* WORK TASK
Every entry is to be returned verbatim.

* RECORDS SHOWN
[Start of Attachment]
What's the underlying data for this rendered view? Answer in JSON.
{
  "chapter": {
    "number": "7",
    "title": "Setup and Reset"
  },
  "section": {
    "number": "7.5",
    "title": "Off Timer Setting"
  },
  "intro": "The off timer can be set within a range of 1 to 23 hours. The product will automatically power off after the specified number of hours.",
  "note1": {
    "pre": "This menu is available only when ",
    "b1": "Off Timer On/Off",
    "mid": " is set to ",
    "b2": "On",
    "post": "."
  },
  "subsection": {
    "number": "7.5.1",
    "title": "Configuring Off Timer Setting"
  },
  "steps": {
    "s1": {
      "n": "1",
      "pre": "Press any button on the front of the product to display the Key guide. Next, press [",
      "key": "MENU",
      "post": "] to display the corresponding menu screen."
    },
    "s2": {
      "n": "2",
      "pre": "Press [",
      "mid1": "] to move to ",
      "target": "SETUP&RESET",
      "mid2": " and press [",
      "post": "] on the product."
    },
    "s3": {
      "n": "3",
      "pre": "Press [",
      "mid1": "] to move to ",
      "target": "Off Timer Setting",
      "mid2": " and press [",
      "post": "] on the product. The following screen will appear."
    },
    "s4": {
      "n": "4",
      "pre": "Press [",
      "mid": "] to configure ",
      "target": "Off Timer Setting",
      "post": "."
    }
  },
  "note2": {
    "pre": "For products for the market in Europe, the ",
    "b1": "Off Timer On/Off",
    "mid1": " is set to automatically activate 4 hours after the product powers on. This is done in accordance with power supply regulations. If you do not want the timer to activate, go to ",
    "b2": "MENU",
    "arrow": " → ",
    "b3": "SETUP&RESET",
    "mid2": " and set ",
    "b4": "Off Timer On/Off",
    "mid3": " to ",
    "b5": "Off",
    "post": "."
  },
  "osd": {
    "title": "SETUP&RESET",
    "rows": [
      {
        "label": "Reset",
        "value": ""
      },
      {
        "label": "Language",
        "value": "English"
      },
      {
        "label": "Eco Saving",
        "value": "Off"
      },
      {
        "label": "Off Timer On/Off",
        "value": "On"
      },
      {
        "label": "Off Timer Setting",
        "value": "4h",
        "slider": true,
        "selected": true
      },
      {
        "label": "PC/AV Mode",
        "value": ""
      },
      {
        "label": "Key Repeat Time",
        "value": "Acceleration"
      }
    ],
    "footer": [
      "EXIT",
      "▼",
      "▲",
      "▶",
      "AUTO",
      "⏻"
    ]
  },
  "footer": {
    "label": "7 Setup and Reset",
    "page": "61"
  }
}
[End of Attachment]
* RESPONSE TO THIS TASK
What's the underlying data for this rendered view? Answer in JSON.
{
  "chapter": {
    "number": "7",
    "title": "Setup and Reset"
  },
  "section": {
    "number": "7.5",
    "title": "Off Timer Setting"
  },
  "intro": "The off timer can be set within a range of 1 to 23 hours. The product will automatically power off after the specified number of hours.",
  "note1": {
    "pre": "This menu is available only when ",
    "b1": "Off Timer On/Off",
    "mid": " is set to ",
    "b2": "On",
    "post": "."
  },
  "subsection": {
    "number": "7.5.1",
    "title": "Configuring Off Timer Setting"
  },
  "steps": {
    "s1": {
      "n": "1",
      "pre": "Press any button on the front of the product to display the Key guide. Next, press [",
      "key": "MENU",
      "post": "] to display the corresponding menu screen."
    },
    "s2": {
      "n": "2",
      "pre": "Press [",
      "mid1": "] to move to ",
      "target": "SETUP&RESET",
      "mid2": " and press [",
      "post": "] on the product."
    },
    "s3": {
      "n": "3",
      "pre": "Press [",
      "mid1": "] to move to ",
      "target": "Off Timer Setting",
      "mid2": " and press [",
      "post": "] on the product. The following screen will appear."
    },
    "s4": {
      "n": "4",
      "pre": "Press [",
      "mid": "] to configure ",
      "target": "Off Timer Setting",
      "post": "."
    }
  },
  "note2": {
    "pre": "For products for the market in Europe, the ",
    "b1": "Off Timer On/Off",
    "mid1": " is set to automatically activate 4 hours after the product powers on. This is done in accordance with power supply regulations. If you do not want the timer to activate, go to ",
    "b2": "MENU",
    "arrow": " → ",
    "b3": "SETUP&RESET",
    "mid2": " and set ",
    "b4": "Off Timer On/Off",
    "mid3": " to ",
    "b5": "Off",
    "post": "."
  },
  "osd": {
    "title": "SETUP&RESET",
    "rows": [
      {
        "label": "Reset",
        "value": ""
      },
      {
        "label": "Language",
        "value": "English"
      },
      {
        "label": "Eco Saving",
        "value": "Off"
      },
      {
        "label": "Off Timer On/Off",
        "value": "On"
      },
      {
        "label": "Off Timer Setting",
        "value": "4h",
        "slider": true,
        "selected": true
      },
      {
        "label": "PC/AV Mode",
        "value": ""
      },
      {
        "label": "Key Repeat Time",
        "value": "Acceleration"
      }
    ],
    "footer": [
      "EXIT",
      "▼",
      "▲",
      "▶",
      "AUTO",
      "⏻"
    ]
  },
  "footer": {
    "label": "7 Setup and Reset",
    "page": "61"
  }
}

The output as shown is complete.